When I Wrestle With the What-Ifs Thinking About My Son’s Passing
I started posting on Facebook almost every day nearly from the moment I learned of my son Jake’s passing. As time went on and I moved from Facebook to the Fountain, the writing became less descriptive and more analytical as I struggled to make sense of the senselessness. I’ve written thousands and thousands of words trying to do so. Of course, there is no sense to be made of such an occurrence. It merely is.
One of the things I wrestle with is the what-ifs. What if I did something different at each turn in Jake’s life. What if I had been more or less of this or that. What if I had done or not done this or that. Second guessing every decision over the past 24 years. Everyone does it, no matter what past circumstance we are “analyzing.” Beating ourselves up for what we perceive we did “wrong” that led to such a conclusion. I’ve found it is a futile and destructive exercise.
At the time we made each decision, and I am speaking both of myself and anyone reading this, we evaluated the situation based on the facts we had at the time. We gathered information, we listened to others’ advice, we searched our soul and made the best decision we could with the information we had at a specific moment.
Looking back, we tend to forget all the tiny details we used to arrive at that decision, can’t always remember what exact things we weighed to make our choice and knowing the outcome, it’s easy to say, “Oh, if only I had done, or not done __________ (you can fill in the blank), things would have turned out differently.” It isn’t true. We did what we did for whatever reasons we thought would be best. Perhaps if we had “done something differently,” things would have turned out another way. But you can’t play that game. At the risk of an oversimplified platitude, things turn out the way they do, and we have no more power to change the outcome than we have to reverse the spin of the planet.
The other things that change over time are the circumstances. We use the circumstance of the “now” to judge the actions of “then,” which is just as unfair. We make our choice based on the circumstance and the best information we have at the time and have to live with it. That’s the difficult part, living with it when it all goes to hell.
Our children made decisions along the way, too, based on whatever their criteria were at the moment, and they couldn’t have known how it would turn out either. I used to tell Jake that every action has a consequence. Sometimes the action produces a consequence immediately. Sometimes it may take days, months or years for the path we chose to run its course.
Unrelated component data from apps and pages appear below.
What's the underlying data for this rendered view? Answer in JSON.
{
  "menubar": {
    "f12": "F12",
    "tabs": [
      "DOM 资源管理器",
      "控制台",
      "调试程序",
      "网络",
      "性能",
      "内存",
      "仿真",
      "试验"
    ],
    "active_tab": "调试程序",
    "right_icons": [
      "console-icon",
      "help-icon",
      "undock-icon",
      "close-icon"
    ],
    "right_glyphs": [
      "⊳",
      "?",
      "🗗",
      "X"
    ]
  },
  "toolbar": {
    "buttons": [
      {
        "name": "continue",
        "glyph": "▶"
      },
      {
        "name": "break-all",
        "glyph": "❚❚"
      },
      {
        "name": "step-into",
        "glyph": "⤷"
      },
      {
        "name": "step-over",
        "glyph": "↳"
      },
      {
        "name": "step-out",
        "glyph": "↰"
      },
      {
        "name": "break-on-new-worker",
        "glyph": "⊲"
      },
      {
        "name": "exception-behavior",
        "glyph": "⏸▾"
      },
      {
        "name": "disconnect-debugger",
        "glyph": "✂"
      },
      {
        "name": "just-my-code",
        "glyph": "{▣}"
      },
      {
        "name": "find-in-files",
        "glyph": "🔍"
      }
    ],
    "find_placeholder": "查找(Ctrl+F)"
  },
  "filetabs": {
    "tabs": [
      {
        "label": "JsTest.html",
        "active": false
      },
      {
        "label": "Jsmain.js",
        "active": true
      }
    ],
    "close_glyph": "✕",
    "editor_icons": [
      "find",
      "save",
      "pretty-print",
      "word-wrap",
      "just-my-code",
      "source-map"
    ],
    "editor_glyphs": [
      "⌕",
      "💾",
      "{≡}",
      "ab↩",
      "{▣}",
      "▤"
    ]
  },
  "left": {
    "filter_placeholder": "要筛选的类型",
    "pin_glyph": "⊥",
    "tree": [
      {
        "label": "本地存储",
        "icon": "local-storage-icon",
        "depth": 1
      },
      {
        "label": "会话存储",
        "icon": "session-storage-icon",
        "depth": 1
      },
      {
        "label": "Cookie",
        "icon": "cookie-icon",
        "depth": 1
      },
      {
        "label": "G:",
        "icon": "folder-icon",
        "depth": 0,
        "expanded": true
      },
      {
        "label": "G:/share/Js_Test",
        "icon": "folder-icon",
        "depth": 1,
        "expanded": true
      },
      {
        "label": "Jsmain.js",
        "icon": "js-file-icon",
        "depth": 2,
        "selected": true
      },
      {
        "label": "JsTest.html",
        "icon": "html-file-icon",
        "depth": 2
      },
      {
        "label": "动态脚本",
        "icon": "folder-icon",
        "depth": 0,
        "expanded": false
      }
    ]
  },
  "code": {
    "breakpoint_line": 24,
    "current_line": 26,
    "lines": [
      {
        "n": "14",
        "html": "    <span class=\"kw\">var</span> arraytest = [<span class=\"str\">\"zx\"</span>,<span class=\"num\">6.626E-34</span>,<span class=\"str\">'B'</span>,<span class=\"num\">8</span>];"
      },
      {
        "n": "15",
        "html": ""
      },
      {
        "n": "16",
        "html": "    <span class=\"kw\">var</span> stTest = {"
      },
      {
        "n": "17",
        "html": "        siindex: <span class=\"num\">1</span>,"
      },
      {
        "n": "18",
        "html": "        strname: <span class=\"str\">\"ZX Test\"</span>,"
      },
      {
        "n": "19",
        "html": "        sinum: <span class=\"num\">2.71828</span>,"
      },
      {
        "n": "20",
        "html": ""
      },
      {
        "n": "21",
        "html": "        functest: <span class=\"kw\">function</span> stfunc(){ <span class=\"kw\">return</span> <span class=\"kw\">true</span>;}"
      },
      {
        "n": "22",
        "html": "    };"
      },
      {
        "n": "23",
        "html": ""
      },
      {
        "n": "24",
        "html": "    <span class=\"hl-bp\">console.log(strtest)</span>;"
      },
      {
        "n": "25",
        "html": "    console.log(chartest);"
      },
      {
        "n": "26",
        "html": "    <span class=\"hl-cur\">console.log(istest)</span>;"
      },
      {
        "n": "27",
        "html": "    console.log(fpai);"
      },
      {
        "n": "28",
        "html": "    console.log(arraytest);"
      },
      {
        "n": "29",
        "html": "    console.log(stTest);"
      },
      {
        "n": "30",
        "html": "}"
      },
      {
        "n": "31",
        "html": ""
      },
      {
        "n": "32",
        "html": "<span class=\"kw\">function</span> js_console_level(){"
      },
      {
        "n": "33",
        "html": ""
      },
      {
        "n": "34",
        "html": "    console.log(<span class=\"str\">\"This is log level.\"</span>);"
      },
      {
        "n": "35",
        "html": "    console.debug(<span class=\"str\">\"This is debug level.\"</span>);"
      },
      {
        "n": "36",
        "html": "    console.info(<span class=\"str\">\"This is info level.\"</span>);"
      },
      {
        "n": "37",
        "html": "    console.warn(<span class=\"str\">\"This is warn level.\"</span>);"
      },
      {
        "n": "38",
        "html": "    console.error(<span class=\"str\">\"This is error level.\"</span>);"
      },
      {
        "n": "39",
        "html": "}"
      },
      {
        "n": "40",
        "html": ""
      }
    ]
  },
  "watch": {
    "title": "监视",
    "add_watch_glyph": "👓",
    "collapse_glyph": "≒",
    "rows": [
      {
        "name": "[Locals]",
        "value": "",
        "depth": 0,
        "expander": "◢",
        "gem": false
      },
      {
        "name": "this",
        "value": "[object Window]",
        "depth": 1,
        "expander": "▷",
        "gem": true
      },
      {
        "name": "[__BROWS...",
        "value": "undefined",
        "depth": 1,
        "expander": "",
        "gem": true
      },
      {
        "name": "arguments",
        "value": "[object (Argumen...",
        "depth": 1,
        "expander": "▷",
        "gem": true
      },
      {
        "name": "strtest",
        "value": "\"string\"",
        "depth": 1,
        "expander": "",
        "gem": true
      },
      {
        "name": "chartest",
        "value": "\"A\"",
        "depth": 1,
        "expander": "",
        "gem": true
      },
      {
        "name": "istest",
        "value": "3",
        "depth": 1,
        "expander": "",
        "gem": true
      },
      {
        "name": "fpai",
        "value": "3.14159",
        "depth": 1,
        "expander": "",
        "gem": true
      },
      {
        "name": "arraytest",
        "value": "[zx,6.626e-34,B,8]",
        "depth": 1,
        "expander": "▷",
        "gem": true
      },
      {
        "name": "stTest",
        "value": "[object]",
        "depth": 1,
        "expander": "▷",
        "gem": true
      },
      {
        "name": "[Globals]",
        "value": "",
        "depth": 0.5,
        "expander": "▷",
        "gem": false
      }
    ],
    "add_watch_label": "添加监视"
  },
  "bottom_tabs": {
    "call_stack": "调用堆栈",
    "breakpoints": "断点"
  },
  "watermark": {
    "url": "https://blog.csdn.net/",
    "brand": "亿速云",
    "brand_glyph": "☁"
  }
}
Part of the double-edged sword of parenthood is that we raise our children to be independent beings, and somewhere around the age of 13 or 14, we lose whatever authority we may have had over their thoughts and choices. They’re going to do what they are going to do, no matter what we say.
Unless we keep them under lock and key 24 hours a day, accompany them everywhere they go and physically prevent them from doing anything we don’t approve of (all of which are impossible), at some point we have to let them go. We can advise them, we can strive to educate them, we can counsel them, we can rail at them, we can try to impose our will on them, we can beg them, we can try to intervene, but ultimately, it’s their life and their decision.
So here I am thousands of words later, and what have all those words accomplished? No, they can’t change anything, can’t bring Jake back to us. There is little power in any single word. Perhaps taken as a whole, they help me process this experience. Perhaps someone else on this path takes some comfort knowing they aren’t alone in what they’re feeling. I don’t really know.
I’m still terribly sad beyond measure, still furious at the universe, still aching inside with a longing that won’t go away no matter how many thousands or millions or billions of words I may write.
Lead photo source: Thinkstock Images